Monday, March 06, 2006

Bush's Legacy

As Iraq teeters on the verge of interdenominational and interethnic warfare (civil war is actually an inaccurate terms since Iraq does not posses anything like a unified civil society), Shiite extremists backed by Iran have positioned themselves as the arbiters of Iraq’s destiny. Ironically, the Bush administration’s strategy of building democracy has provided given Islamist extremists like Moqtada al Sadr the political leverage to tilt Iraqi politics in his favor, and has given Iran a handy weapon with which to threaten the US. Arnaud de Borchgrave offers a succinct summary of the current situation:

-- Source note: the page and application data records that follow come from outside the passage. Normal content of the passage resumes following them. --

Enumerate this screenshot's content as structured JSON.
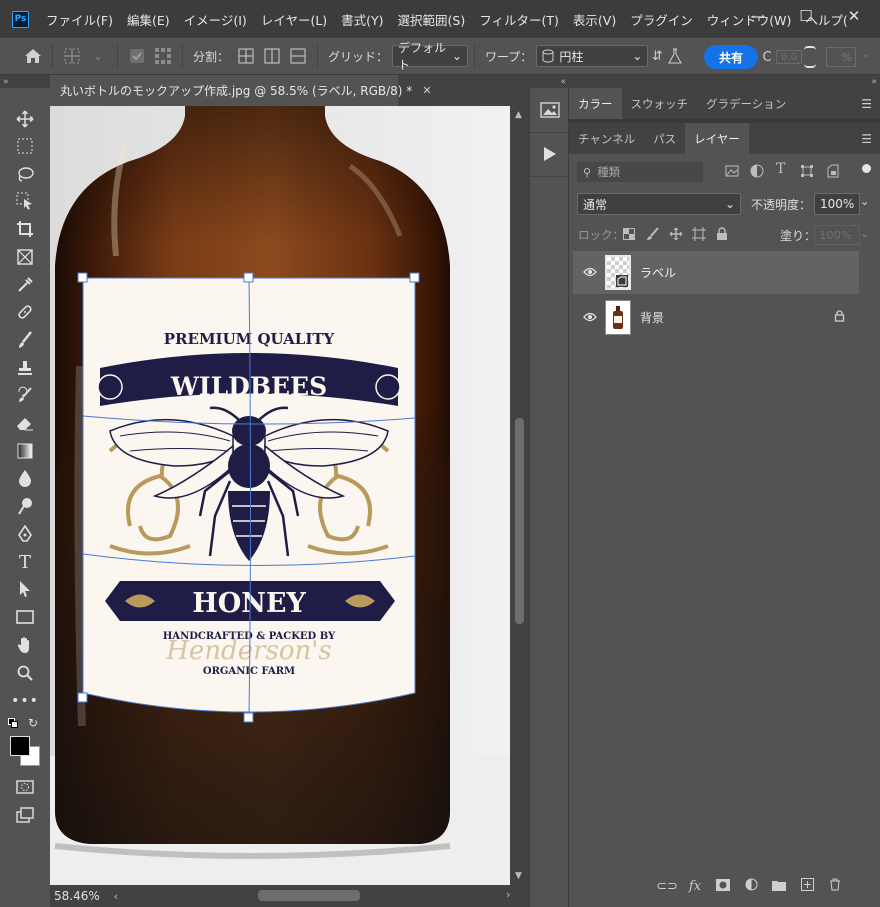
{
  "app": {
    "logo": "Ps"
  },
  "menu": [
    "ファイル(F)",
    "編集(E)",
    "イメージ(I)",
    "レイヤー(L)",
    "書式(Y)",
    "選択範囲(S)",
    "フィルター(T)",
    "表示(V)",
    "プラグイン",
    "ウィンドウ(W)",
    "ヘルプ("
  ],
  "window_controls": {
    "minimize": "—",
    "maximize": "☐",
    "close": "✕"
  },
  "options_bar": {
    "split_label": "分割：",
    "grid_label": "グリッド：",
    "grid_value": "デフォルト",
    "warp_label": "ワープ：",
    "warp_value": "円柱",
    "share_label": "共有",
    "extra_value": "0.0",
    "percent": "%"
  },
  "document": {
    "tab_title": "丸いボトルのモックアップ作成.jpg @ 58.5% (ラベル, RGB/8) *",
    "close_glyph": "✕",
    "zoom": "58.46%"
  },
  "label_art": {
    "premium": "PREMIUM QUALITY",
    "brand": "WILDBEES",
    "product": "HONEY",
    "crafted": "HANDCRAFTED & PACKED BY",
    "maker": "Henderson's",
    "farm": "ORGANIC FARM"
  },
  "panels": {
    "top_tabs": [
      "カラー",
      "スウォッチ",
      "グラデーション"
    ],
    "second_tabs": [
      "チャンネル",
      "パス",
      "レイヤー"
    ],
    "search_placeholder": "種類",
    "blend_mode": "通常",
    "opacity_label": "不透明度：",
    "opacity_value": "100%",
    "lock_label": "ロック：",
    "fill_label": "塗り：",
    "fill_value": "100%"
  },
  "layers": [
    {
      "name": "ラベル",
      "visible": true,
      "locked": false,
      "selected": true
    },
    {
      "name": "背景",
      "visible": true,
      "locked": true,
      "selected": false
    }
  ],
  "colors": {
    "accent": "#1473e6",
    "panel": "#535353",
    "dark": "#3c3c3c",
    "selection": "#636363",
    "label_navy": "#1f1d45",
    "label_gold": "#b89a5c"
  }
}
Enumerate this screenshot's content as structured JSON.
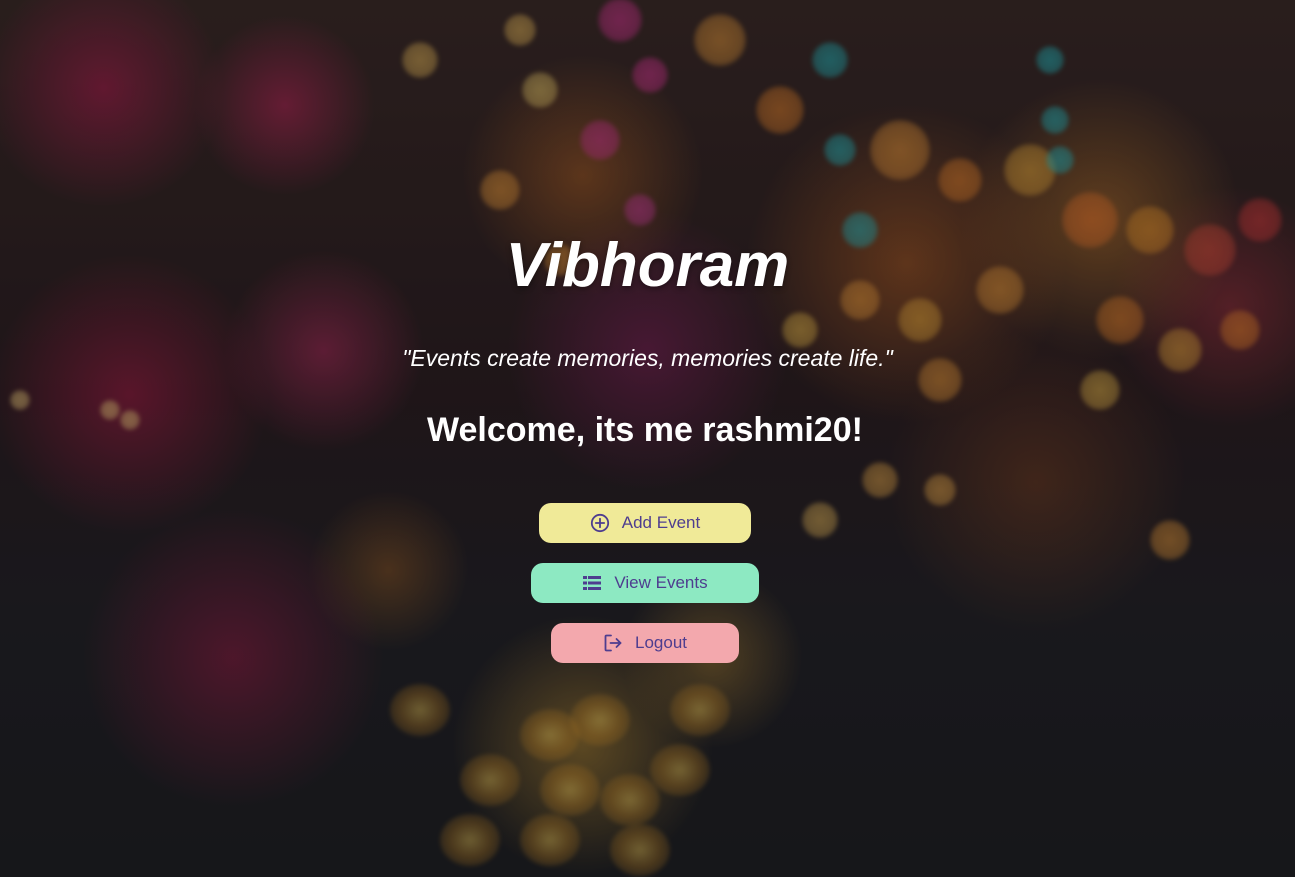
{
  "app": {
    "title": "Vibhoram",
    "tagline": "\"Events create memories, memories create life.\"",
    "welcome": "Welcome, its me rashmi20!"
  },
  "actions": [
    {
      "label": "Add Event",
      "icon": "plus-circle-icon",
      "color": "#f0ea98"
    },
    {
      "label": "View Events",
      "icon": "list-icon",
      "color": "#8de9c2"
    },
    {
      "label": "Logout",
      "icon": "logout-icon",
      "color": "#f3a8ad"
    }
  ],
  "theme": {
    "button_text_color": "#4e3d8f"
  }
}
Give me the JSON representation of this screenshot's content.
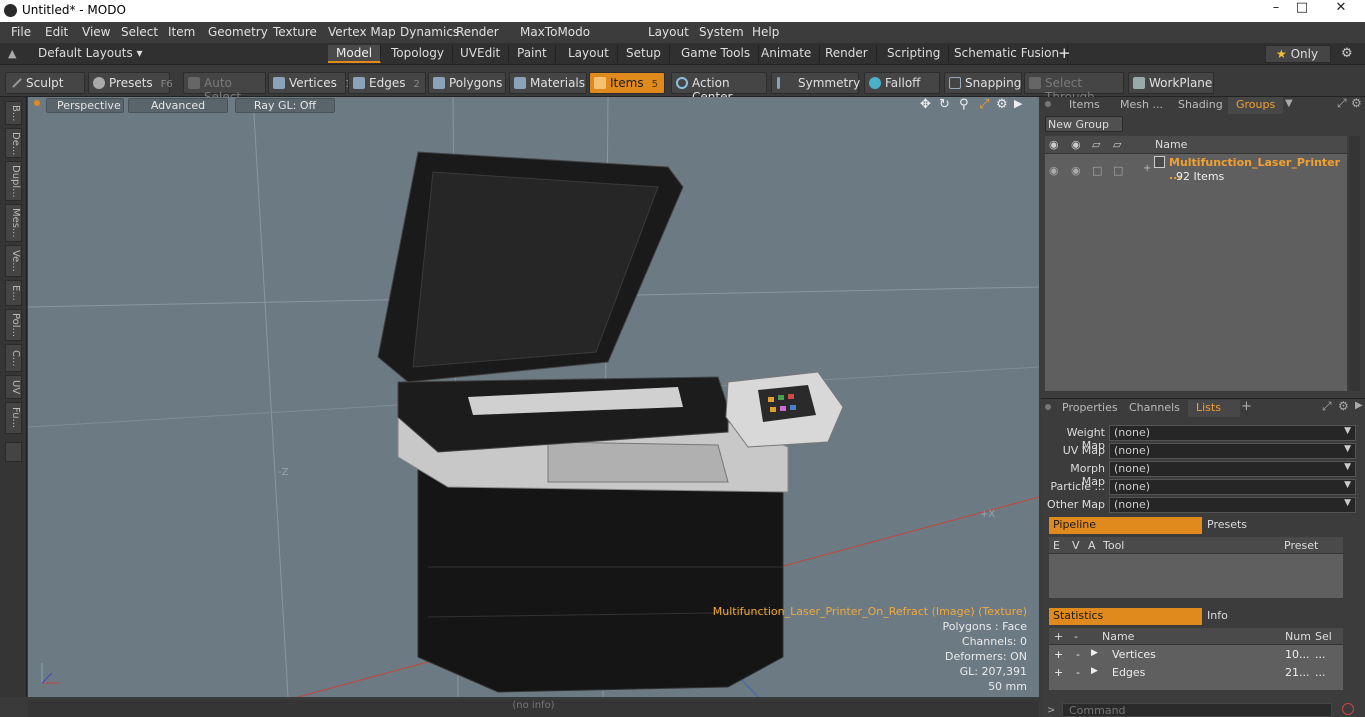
{
  "window": {
    "title": "Untitled* - MODO"
  },
  "menu": [
    "File",
    "Edit",
    "View",
    "Select",
    "Item",
    "Geometry",
    "Texture",
    "Vertex Map",
    "Dynamics",
    "Render",
    "MaxToModo",
    "Layout",
    "System",
    "Help"
  ],
  "layout_bar": {
    "layouts_label": "Default Layouts",
    "tabs": [
      "Model",
      "Topology",
      "UVEdit",
      "Paint",
      "Layout",
      "Setup",
      "Game Tools",
      "Animate",
      "Render",
      "Scripting",
      "Schematic Fusion"
    ],
    "active_tab": "Model",
    "only_label": "Only"
  },
  "toolbar": {
    "sculpt": "Sculpt",
    "presets": "Presets",
    "presets_key": "F6",
    "auto_select": "Auto Select",
    "vertices": "Vertices",
    "vertices_num": "1",
    "edges": "Edges",
    "edges_num": "2",
    "polygons": "Polygons",
    "materials": "Materials",
    "items": "Items",
    "items_num": "5",
    "action_center": "Action Center",
    "symmetry": "Symmetry",
    "falloff": "Falloff",
    "snapping": "Snapping",
    "select_through": "Select Through",
    "workplane": "WorkPlane"
  },
  "left_tabs": [
    "B...",
    "De...",
    "Dupl...",
    "Mes...",
    "Ve...",
    "E...",
    "Pol...",
    "C...",
    "UV",
    "Fu..."
  ],
  "viewport": {
    "perspective": "Perspective",
    "advanced": "Advanced",
    "raygl": "Ray GL: Off",
    "info_title": "Multifunction_Laser_Printer_On_Refract (Image) (Texture)",
    "polygons": "Polygons : Face",
    "channels": "Channels: 0",
    "deformers": "Deformers: ON",
    "gl": "GL: 207,391",
    "scale": "50 mm",
    "axis_z": "-Z",
    "axis_x": "+X"
  },
  "status": {
    "text": "(no info)"
  },
  "groups_panel": {
    "tabs": [
      "Items",
      "Mesh ...",
      "Shading",
      "Groups"
    ],
    "active_tab": "Groups",
    "new_group": "New Group",
    "col_name": "Name",
    "group_name": "Multifunction_Laser_Printer ...",
    "group_count": "92 Items"
  },
  "props_panel": {
    "tabs": [
      "Properties",
      "Channels",
      "Lists"
    ],
    "active_tab": "Lists",
    "maps": [
      {
        "label": "Weight Map",
        "value": "(none)"
      },
      {
        "label": "UV Map",
        "value": "(none)"
      },
      {
        "label": "Morph Map",
        "value": "(none)"
      },
      {
        "label": "Particle ...",
        "value": "(none)"
      },
      {
        "label": "Other Map",
        "value": "(none)"
      }
    ],
    "pipeline": "Pipeline",
    "presets": "Presets",
    "pipe_cols": [
      "E",
      "V",
      "A",
      "Tool",
      "Preset"
    ],
    "statistics": "Statistics",
    "info": "Info",
    "stat_cols": [
      "+",
      "-",
      "Name",
      "Num",
      "Sel"
    ],
    "stat_rows": [
      {
        "name": "Vertices",
        "num": "10...",
        "sel": "..."
      },
      {
        "name": "Edges",
        "num": "21...",
        "sel": "..."
      }
    ],
    "command_placeholder": "Command"
  }
}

The bombing of the Askariya Shi'ite shrine in Samarra, and the destruction of its golden dome, took Iraq to the brink of civil war. Shi'ites retaliated by attacking scores of Sunni mosques and more than 1,300 were killed in three days of sectarian bloodshed before the government decreed a curfew. Political and religious leaders on both sides quickly blamed the U.S. -- and Iran, yet again, emerged the victor.

When President Bush ordered the invasion of Iraq in March 2003, the last thing he anticipated was an Islamist radical calling the shots in a democratic Iraq. A glutton for geopolitical punishment -- which our enemies must see as congenital masochism -- the administration and Congress are crab-walking into an "Iran Liberation Act." The first tranche requested by Secretary of State Condoleezza Rice is for $75 million "to weaken Iran from within."

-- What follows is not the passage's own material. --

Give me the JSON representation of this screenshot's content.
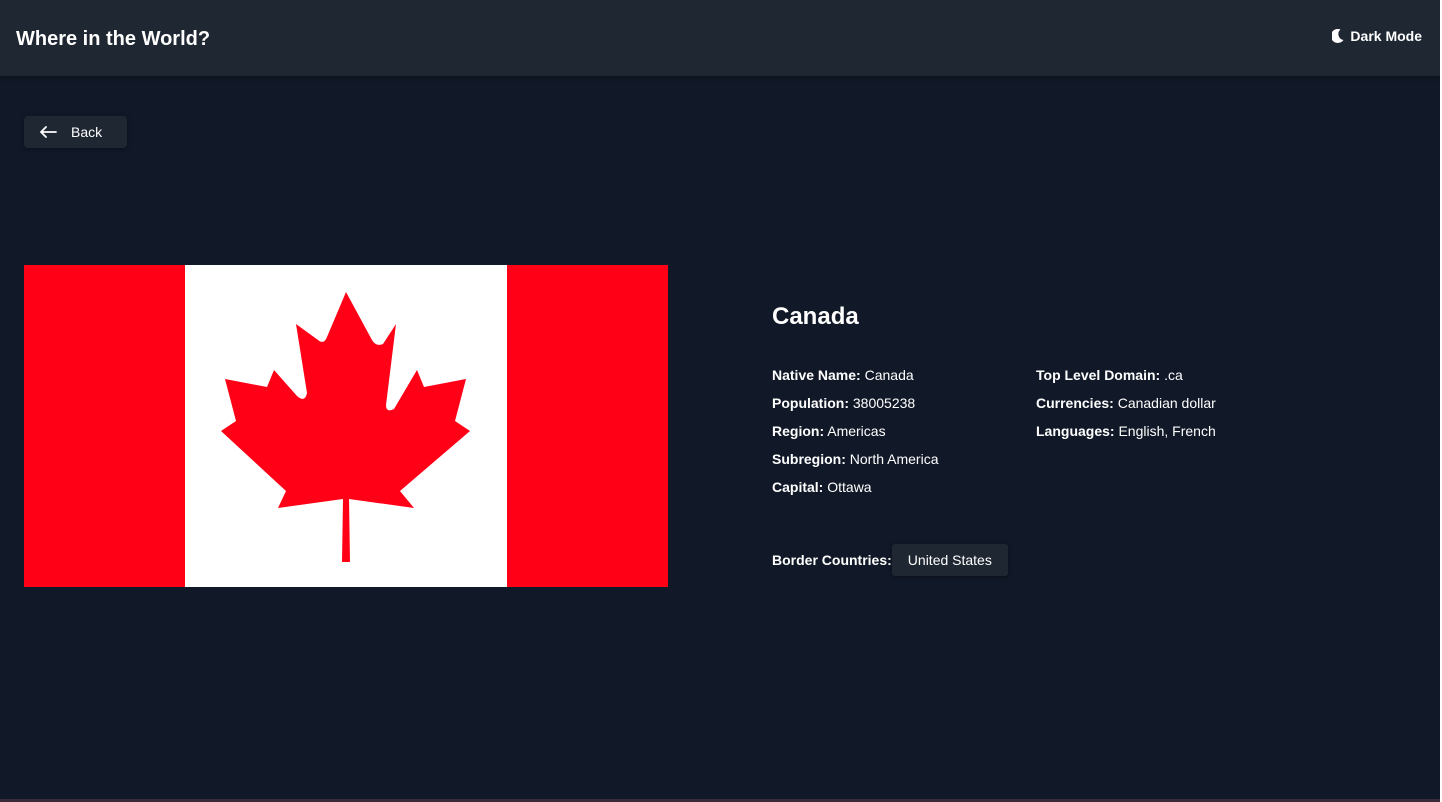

This time it wasn't an Iranian Chalabi type with dubious credentials, but several little Chalabis in the form of influential Christian lobby groups -- and some of our born-again neocons determined to recover their Iraqi losses. Mercifully, Congress is looking askance at the project. And after testy exchanges with Miss Rice, the administration got what it wanted -- plus $10 million already budgeted.

So far the administration's magic potion for democracy in the Middle East has produced a majority for Hamas and its Islamist leadership, a sworn enemy of Israel and ally of Iran, in the Palestinian territories, and an alarming election sally by Egypt's long banned Muslim Brotherhood, another sworn enemy of Israel and friend of Iran. Hezbollah, an adjunct of Iran in Lebanon, is also comfortably installed in the Beirut parliament.

de Borchgrave points out that military action against the very real threat of an Iranian nuclear weapon would only play directly into the hands of Iranian president Ahmadinejad, whose fanaticism may surpass even that of the ruling ayatollahs. Worse, the Iraq war has provided a credible weapon against Washington.

While in Washington, the two Iranian emissaries also made clear that U.S. and/or Israeli attacks against Iran's nuclear facilities would set the whole region ablaze against the United States. "They have clandestine assets throughout the oil-producing countries of the Gulf," one said, barely audibly. "And they also remember how you were forced to leave Vietnam in 1975."

Iran's Shi'ite friends in Iraq, led by fee-faw-fum scarecrow Mr. al-Sadr, will be asked to harass U.S. troops "as you prepare to end the occupation with honor."

Yuval Diskin, head of Israel's Shin Bet internal security agency, said recently his country might come to regret its decision to support the U.S. invasion of Iraq. "I'm not sure we won't come to miss Saddam," he told a group of students in a meeting broadcast on Israeli TV.

Sixty-three former heads of government, national security advisers and intelligence directors met for an off-the-record powwow in Monaco last weekend. There were disagreements, but the consensus was unequivocal: "Iraq is the biggest strategic blunder in 229 years of American history." Last throes anyone?

As Iraq festers and Iran cleverly leverages the administration’s mistakes, the GOP finds itself facing an internal revolt at home over its fiscal irresponsibility and failure to defend American sovereignty. The mounting evidence suggests that George W. Bush’s real legacy will be a mess of politically empowered Islamic extremists throughout the Middle East and a Democrat-controlled House of Representatives at home. Sooner of later, conservatives will realize how badly they’ve been had.